I attended the NICB/NYIA New York Insurance Fraud Summit at the LaGuardia Airport Marriott in East Elmhurst, New York, yesterday. A capacity crowd heard industry and law enforcement representatives speak about the tremendous and again growing impact organized no-fault insurance fraud and abuse has on New York automobile insurance consumers. New York Insurance Superintendent James Wrynn and Queens County District Attorney Richard Brown led off the program with remarks about what their respective offices are doing to combat and prosecute no-fault fraud in New York. Their and the other speakers' remarks made it clear that:
- In spite of the regulatory changes that went into effect in 2002, New York no-fault fraud has increased so much over the past several years that, unless checked, may necessitate the Insurance Department's approval of substantial auto premium increases, especially for consumers living in the five boroughs of New York City.

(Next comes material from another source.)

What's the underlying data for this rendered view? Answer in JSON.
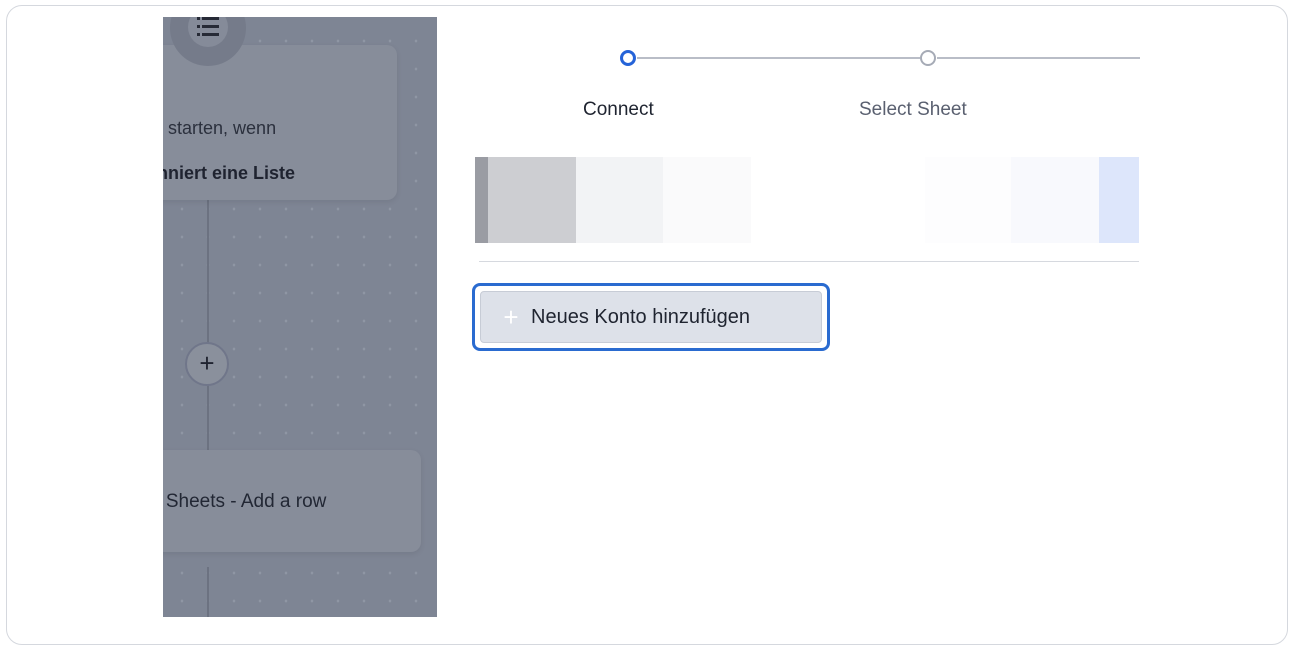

- Certain New York court decisions have crippled auto insurers' ability to detect, deny and defend fraudulent no-fault insurance claims.
- Despite the industry's best efforts to manage an exponential increase in no-fault litigation over the past 15 or so years, the unimpeded inundation of the New York City civil courts with small no-fault suits, most being for far less than what an average New York state resident sues for in a typical small claims court matter, substantially increases no-fault claim costs and indirectly incentivizes fraud.
- There can and will be no stopping the alarming upward trend of no-fault insurance fraud in New York unless comprehensive and coordinated regulatory and legislative changes addressing the underwriting, claims, and law enforcements functions are made now. All agree that the goal of these changes should be to ensure that legitimately injured parties and legitimately organized and operating health care providers receive prompt payment of no-fault benefits.
- More money and resources would enable law enforcement to prosecute more insurance fraud in New York. Such prosecutions have been very successful in the past, but are complex and expensive.
Band-aids will not stop the bleeding. Something more and more comprehensive is needed. Right now.